Tuesday, September 27, 2011

How to hear augmented six chords

In my "real" job, I teach, among other things, a subject called "ear training." Ear training, as I think I explained in a previous post, is meant to develop the skill of looking at music and knowing what it sounds like without having to play it on an instrument, with the complementary skill of being able to hear music and then write it down in various forms.

Though it is not science per se, I thought I'd take this opportunity to bring two of my YouTube channels together and share another side of my teaching through song. (I maintain a separate channel for my supplementary learning videos for my ear training class.)

Last spring, I wrote several songs for this class. Some were just silly. But I was really proud of my "International Chords Song," which was written to help understand and remember how to hear what we call German, French, and Neapolitan 6 chords. Sure enough, my class did better on the harmony section of that test than on any previous test, despite the fact that the material was more challenging.

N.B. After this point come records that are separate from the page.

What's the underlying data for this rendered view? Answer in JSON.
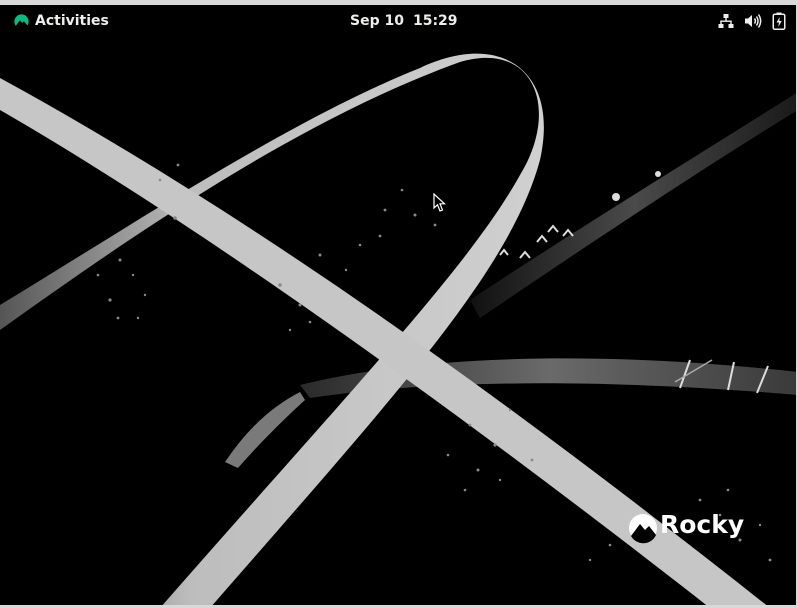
{
  "topbar": {
    "activities_label": "Activities",
    "date": "Sep 10",
    "time": "15:29",
    "tray_icons": [
      "network-wired-icon",
      "volume-icon",
      "battery-icon"
    ]
  },
  "desktop": {
    "brand_text": "Rocky"
  },
  "colors": {
    "topbar_bg": "#000000",
    "topbar_text": "#eeeeec",
    "accent_green": "#10b981",
    "wallpaper_bg": "#000000",
    "ribbon": "#c8c8c8"
  }
}
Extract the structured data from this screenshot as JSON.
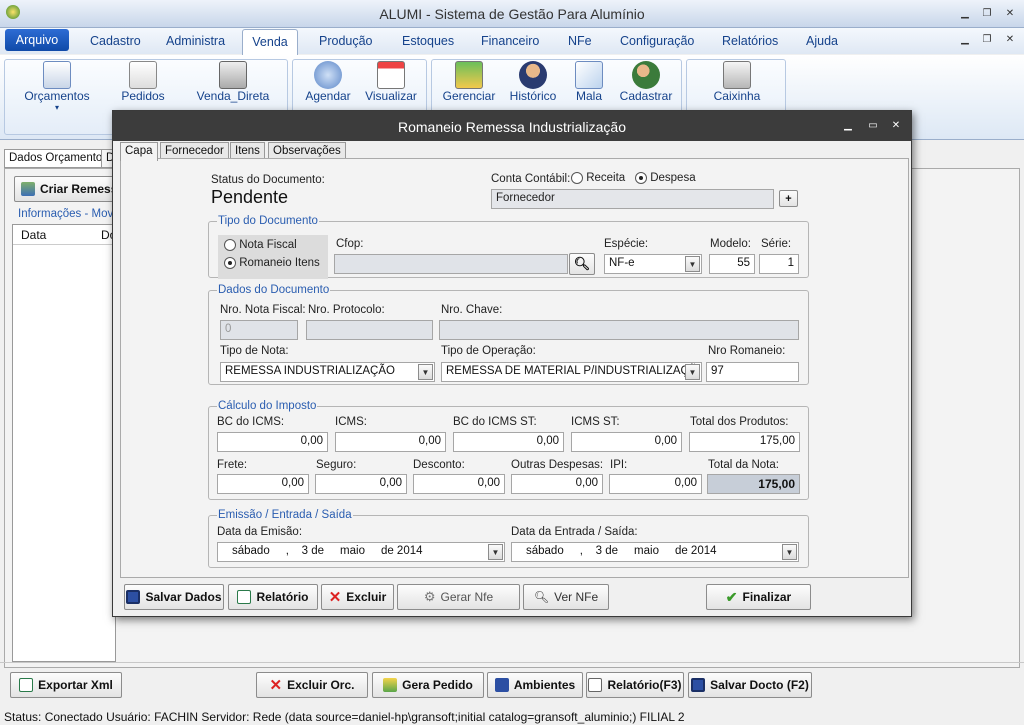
{
  "app": {
    "title": "ALUMI - Sistema de Gestão Para Alumínio"
  },
  "menu": {
    "arquivo": "Arquivo",
    "items": [
      "Cadastro",
      "Administra",
      "Venda",
      "Produção",
      "Estoques",
      "Financeiro",
      "NFe",
      "Configuração",
      "Relatórios",
      "Ajuda"
    ]
  },
  "ribbon": {
    "orcamentos": "Orçamentos",
    "pedidos": "Pedidos",
    "venda_direta": "Venda_Direta",
    "agendar": "Agendar",
    "visualizar": "Visualizar",
    "gerenciar": "Gerenciar",
    "historico": "Histórico",
    "mala": "Mala",
    "cadastrar": "Cadastrar",
    "caixinha": "Caixinha"
  },
  "background": {
    "tab_dados": "Dados Orçamento",
    "tab_d": "D",
    "criar_remessa": "Criar Remess",
    "info_label": "Informações - Movin",
    "col_data": "Data",
    "col_do": "Do"
  },
  "dialog": {
    "title": "Romaneio Remessa Industrialização",
    "tabs": [
      "Capa",
      "Fornecedor",
      "Itens",
      "Observações"
    ],
    "status_label": "Status do Documento:",
    "status_value": "Pendente",
    "conta_label": "Conta Contábil:",
    "receita": "Receita",
    "despesa": "Despesa",
    "fornecedor_value": "Fornecedor",
    "plus": "+",
    "tipo_doc": {
      "legend": "Tipo do Documento",
      "nota_fiscal": "Nota Fiscal",
      "romaneio_itens": "Romaneio Itens",
      "cfop_label": "Cfop:",
      "cfop_value": "",
      "especie_label": "Espécie:",
      "especie_value": "NF-e",
      "modelo_label": "Modelo:",
      "modelo_value": "55",
      "serie_label": "Série:",
      "serie_value": "1"
    },
    "dados_doc": {
      "legend": "Dados do Documento",
      "nro_nf_label": "Nro. Nota Fiscal:",
      "nro_nf_value": "0",
      "protocolo_label": "Nro. Protocolo:",
      "chave_label": "Nro. Chave:",
      "tipo_nota_label": "Tipo de Nota:",
      "tipo_nota_value": "REMESSA INDUSTRIALIZAÇÃO",
      "tipo_op_label": "Tipo de Operação:",
      "tipo_op_value": "REMESSA DE MATERIAL P/INDUSTRIALIZAÇÃ",
      "romaneio_label": "Nro Romaneio:",
      "romaneio_value": "97"
    },
    "calculo": {
      "legend": "Cálculo do Imposto",
      "bc_icms_label": "BC do ICMS:",
      "bc_icms": "0,00",
      "icms_label": "ICMS:",
      "icms": "0,00",
      "bc_st_label": "BC do ICMS ST:",
      "bc_st": "0,00",
      "icms_st_label": "ICMS ST:",
      "icms_st": "0,00",
      "total_prod_label": "Total dos Produtos:",
      "total_prod": "175,00",
      "frete_label": "Frete:",
      "frete": "0,00",
      "seguro_label": "Seguro:",
      "seguro": "0,00",
      "desconto_label": "Desconto:",
      "desconto": "0,00",
      "outras_label": "Outras Despesas:",
      "outras": "0,00",
      "ipi_label": "IPI:",
      "ipi": "0,00",
      "total_nota_label": "Total da Nota:",
      "total_nota": "175,00"
    },
    "emissao": {
      "legend": "Emissão / Entrada / Saída",
      "emissao_label": "Data da Emisão:",
      "emissao_value": "sábado     ,    3 de     maio     de 2014",
      "entrada_label": "Data da Entrada / Saída:",
      "entrada_value": "sábado     ,    3 de     maio     de 2014"
    },
    "buttons": {
      "salvar": "Salvar Dados",
      "relatorio": "Relatório",
      "excluir": "Excluir",
      "gerar": "Gerar Nfe",
      "ver": "Ver NFe",
      "finalizar": "Finalizar"
    }
  },
  "bottom": {
    "exportar": "Exportar Xml",
    "excluir_orc": "Excluir Orc.",
    "gera_pedido": "Gera Pedido",
    "ambientes": "Ambientes",
    "relatorio_f3": "Relatório(F3)",
    "salvar_f2": "Salvar Docto (F2)"
  },
  "status": {
    "text": "Status: Conectado   Usuário: FACHIN  Servidor: Rede (data source=daniel-hp\\gransoft;initial catalog=gransoft_aluminio;)   FILIAL 2"
  }
}
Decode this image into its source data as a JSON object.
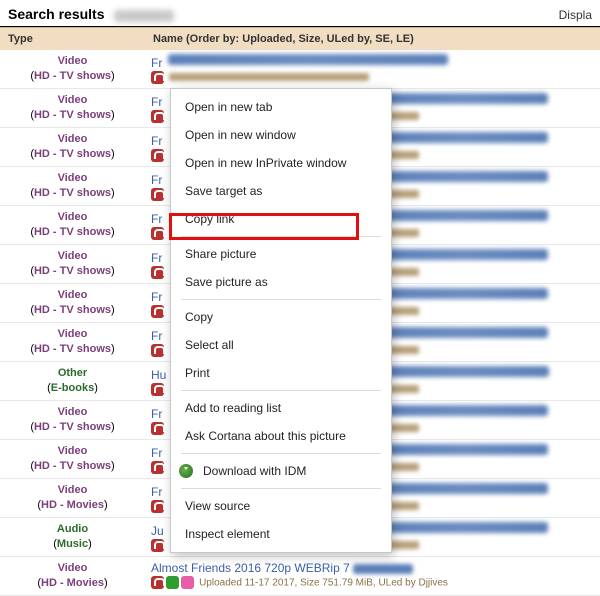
{
  "header": {
    "title": "Search results",
    "right": "Displa"
  },
  "columns": {
    "type": "Type",
    "name": "Name (Order by: Uploaded, Size, ULed by, SE, LE)"
  },
  "types": {
    "video": "Video",
    "hd_tv": "HD - TV shows",
    "hd_movies": "HD - Movies",
    "other": "Other",
    "ebooks": "E-books",
    "audio": "Audio",
    "music": "Music"
  },
  "type_wrap": {
    "open": "(",
    "close": ")"
  },
  "row_stub": {
    "fr": "Fr",
    "hu": "Hu",
    "ju": "Ju"
  },
  "last_row": {
    "title_prefix": "Almost Friends 2016 720p WEBRip 7",
    "meta": "Uploaded 11-17 2017, Size 751.79 MiB, ULed by Djjives"
  },
  "context_menu": {
    "open_tab": "Open in new tab",
    "open_window": "Open in new window",
    "open_inprivate": "Open in new InPrivate window",
    "save_target": "Save target as",
    "copy_link": "Copy link",
    "share_picture": "Share picture",
    "save_picture": "Save picture as",
    "copy": "Copy",
    "select_all": "Select all",
    "print": "Print",
    "reading_list": "Add to reading list",
    "ask_cortana": "Ask Cortana about this picture",
    "download_idm": "Download with IDM",
    "view_source": "View source",
    "inspect": "Inspect element"
  }
}
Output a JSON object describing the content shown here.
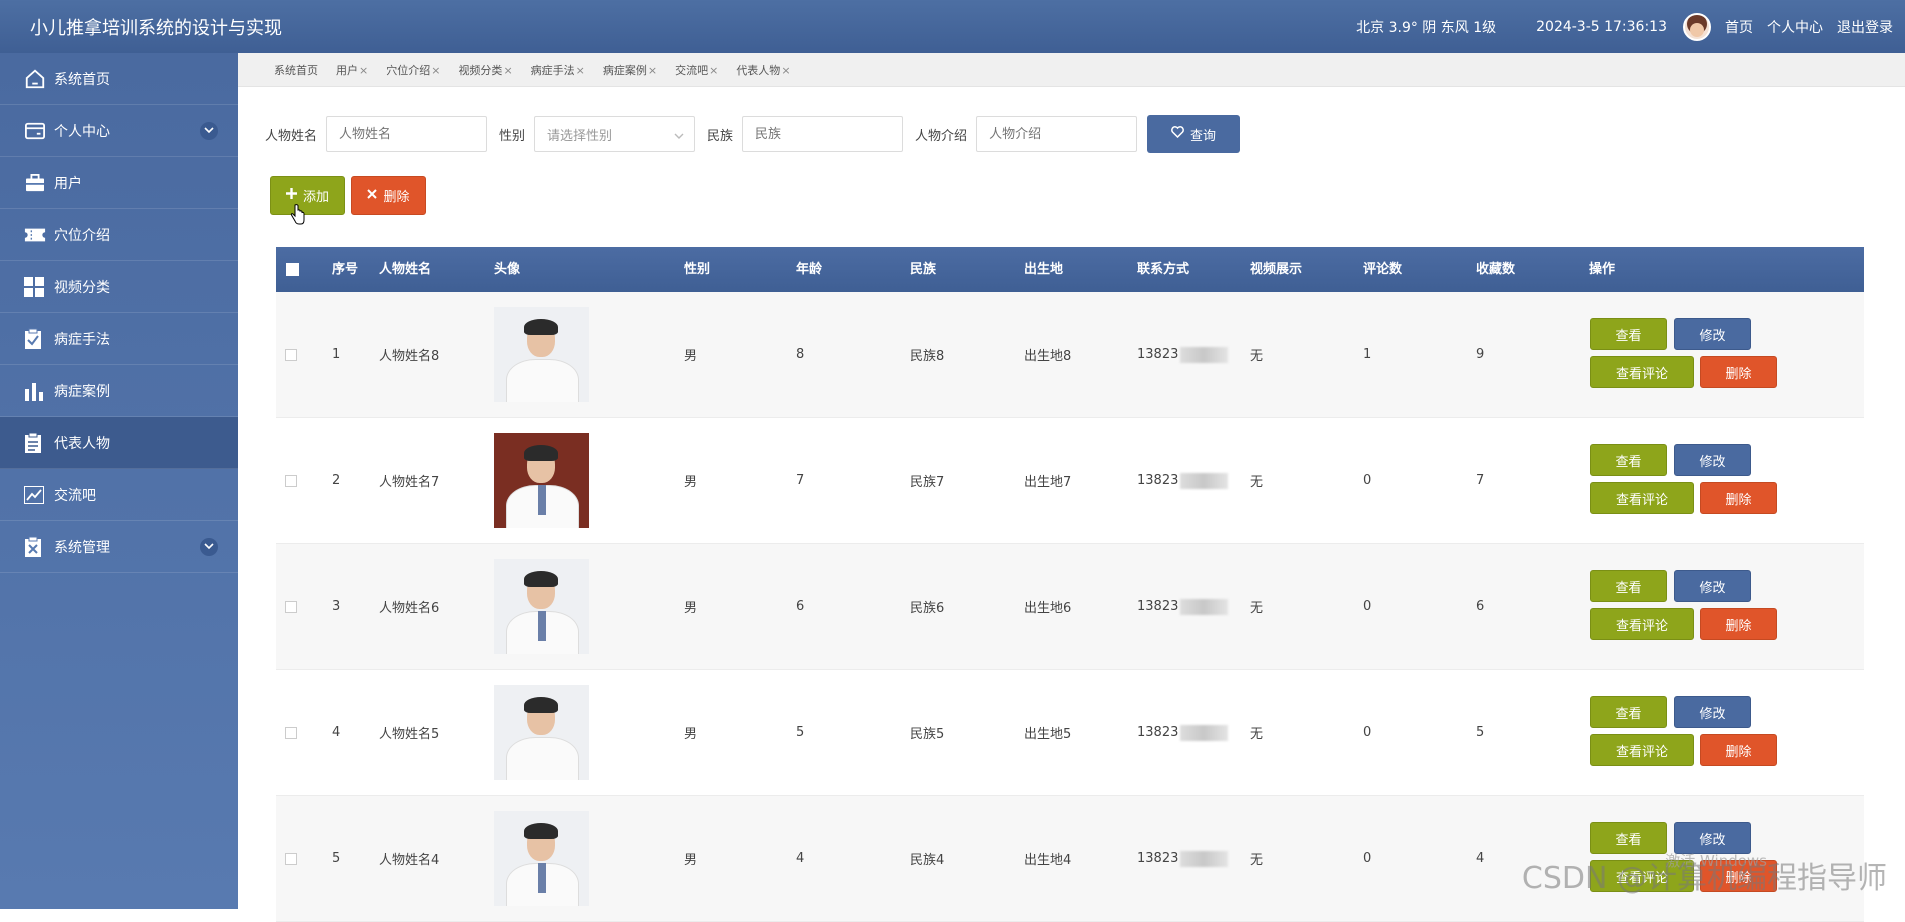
{
  "header": {
    "title": "小儿推拿培训系统的设计与实现",
    "weather": "北京  3.9°  阴  东风  1级",
    "datetime": "2024-3-5 17:36:13",
    "links": [
      "首页",
      "个人中心",
      "退出登录"
    ]
  },
  "sidebar": {
    "items": [
      {
        "label": "系统首页",
        "icon": "home-icon",
        "expandable": false
      },
      {
        "label": "个人中心",
        "icon": "wallet-icon",
        "expandable": true
      },
      {
        "label": "用户",
        "icon": "briefcase-icon",
        "expandable": false
      },
      {
        "label": "穴位介绍",
        "icon": "ticket-icon",
        "expandable": false
      },
      {
        "label": "视频分类",
        "icon": "grid-icon",
        "expandable": false
      },
      {
        "label": "病症手法",
        "icon": "clipboard-check-icon",
        "expandable": false
      },
      {
        "label": "病症案例",
        "icon": "bar-chart-icon",
        "expandable": false
      },
      {
        "label": "代表人物",
        "icon": "list-icon",
        "expandable": false,
        "active": true
      },
      {
        "label": "交流吧",
        "icon": "trend-icon",
        "expandable": false
      },
      {
        "label": "系统管理",
        "icon": "clipboard-x-icon",
        "expandable": true
      }
    ]
  },
  "tabs": [
    "系统首页",
    "用户",
    "穴位介绍",
    "视频分类",
    "病症手法",
    "病症案例",
    "交流吧",
    "代表人物"
  ],
  "search": {
    "name_label": "人物姓名",
    "name_placeholder": "人物姓名",
    "gender_label": "性别",
    "gender_placeholder": "请选择性别",
    "nation_label": "民族",
    "nation_placeholder": "民族",
    "intro_label": "人物介绍",
    "intro_placeholder": "人物介绍",
    "query_label": "查询"
  },
  "actions": {
    "add_label": "添加",
    "delete_label": "删除"
  },
  "table": {
    "headers": [
      "序号",
      "人物姓名",
      "头像",
      "性别",
      "年龄",
      "民族",
      "出生地",
      "联系方式",
      "视频展示",
      "评论数",
      "收藏数",
      "操作"
    ],
    "op_labels": {
      "view": "查看",
      "edit": "修改",
      "comment": "查看评论",
      "remove": "删除"
    },
    "rows": [
      {
        "no": "1",
        "name": "人物姓名8",
        "gender": "男",
        "age": "8",
        "nation": "民族8",
        "birthplace": "出生地8",
        "phone": "13823",
        "video": "无",
        "comments": "1",
        "favorites": "9"
      },
      {
        "no": "2",
        "name": "人物姓名7",
        "gender": "男",
        "age": "7",
        "nation": "民族7",
        "birthplace": "出生地7",
        "phone": "13823",
        "video": "无",
        "comments": "0",
        "favorites": "7"
      },
      {
        "no": "3",
        "name": "人物姓名6",
        "gender": "男",
        "age": "6",
        "nation": "民族6",
        "birthplace": "出生地6",
        "phone": "13823",
        "video": "无",
        "comments": "0",
        "favorites": "6"
      },
      {
        "no": "4",
        "name": "人物姓名5",
        "gender": "男",
        "age": "5",
        "nation": "民族5",
        "birthplace": "出生地5",
        "phone": "13823",
        "video": "无",
        "comments": "0",
        "favorites": "5"
      },
      {
        "no": "5",
        "name": "人物姓名4",
        "gender": "男",
        "age": "4",
        "nation": "民族4",
        "birthplace": "出生地4",
        "phone": "13823",
        "video": "无",
        "comments": "0",
        "favorites": "4"
      }
    ]
  },
  "overlay": {
    "watermark": "CSDN @计算机编程指导师",
    "windows": "激活 Windows"
  }
}
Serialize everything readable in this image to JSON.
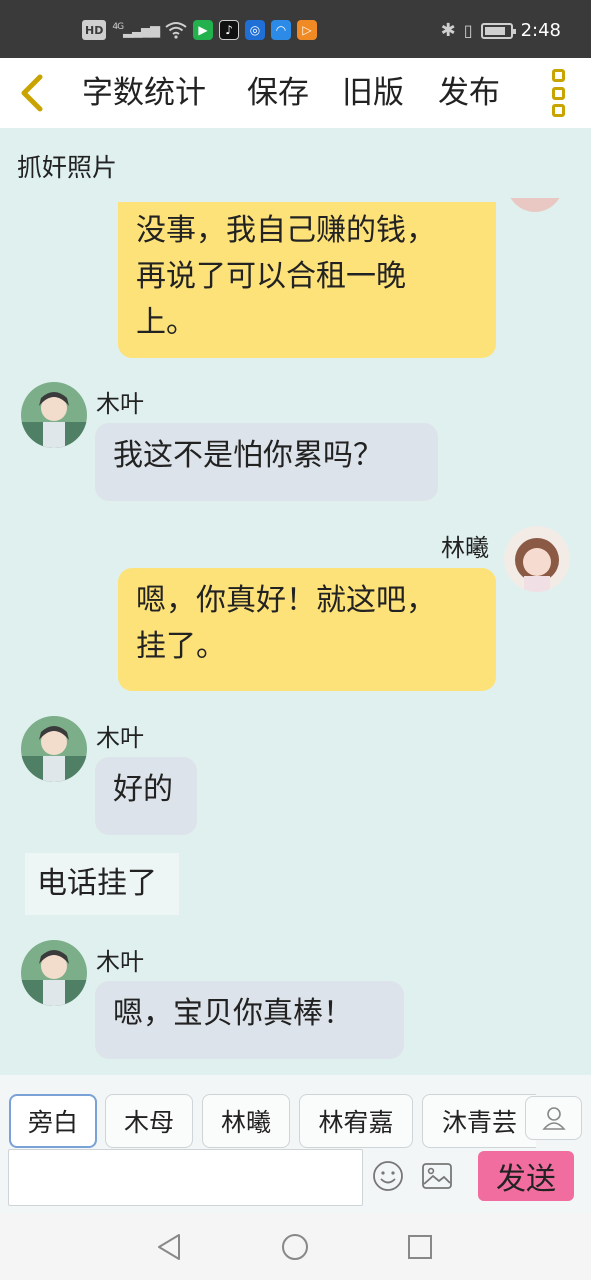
{
  "status_bar": {
    "hd_badge": "HD",
    "network": "4G",
    "time": "2:48",
    "battery_level": 0.85,
    "app_icons": [
      "video-app-icon",
      "tiktok-icon",
      "browser-icon",
      "cloud-app-icon",
      "play-app-icon"
    ]
  },
  "toolbar": {
    "word_count_label": "字数统计",
    "save_label": "保存",
    "old_version_label": "旧版",
    "publish_label": "发布",
    "accent_color": "#c9a400"
  },
  "chat": {
    "title": "抓奸照片",
    "messages": [
      {
        "type": "right",
        "text_lines": [
          "没事，我自己赚的钱，",
          "再说了可以合租一晚",
          "上。"
        ]
      },
      {
        "type": "left",
        "name": "木叶",
        "text": "我这不是怕你累吗？"
      },
      {
        "type": "right",
        "name": "林曦",
        "text_lines": [
          "嗯，你真好！就这吧，",
          "挂了。"
        ]
      },
      {
        "type": "left",
        "name": "木叶",
        "text": "好的"
      },
      {
        "type": "narration",
        "text": "电话挂了"
      },
      {
        "type": "left",
        "name": "木叶",
        "text": "嗯，宝贝你真棒！"
      }
    ]
  },
  "bottom_panel": {
    "characters": [
      "旁白",
      "木母",
      "林曦",
      "林宥嘉",
      "沐青芸"
    ],
    "selected_character": "旁白",
    "input_value": "",
    "send_label": "发送",
    "send_color": "#f26d9f"
  }
}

So, unless you already have some training in music theory and know what these chords are, this song may make no sense to you, but please enjoy the International Chords Song:

Lyrics after the jump:

Sometimes I like to hear some German,
Sometimes I like to hear some French,
Sometimes I like to hear a nice diminished seven,
Or some other chords that I won't even mention...

The German chord resolves "le so" and "fi so",
The French chord is just like it, but with "re" instead of "me"
But though I love these nationalities so,
Neapolitan makes my day;
Neapolitan makes my day.

©2011 David Newman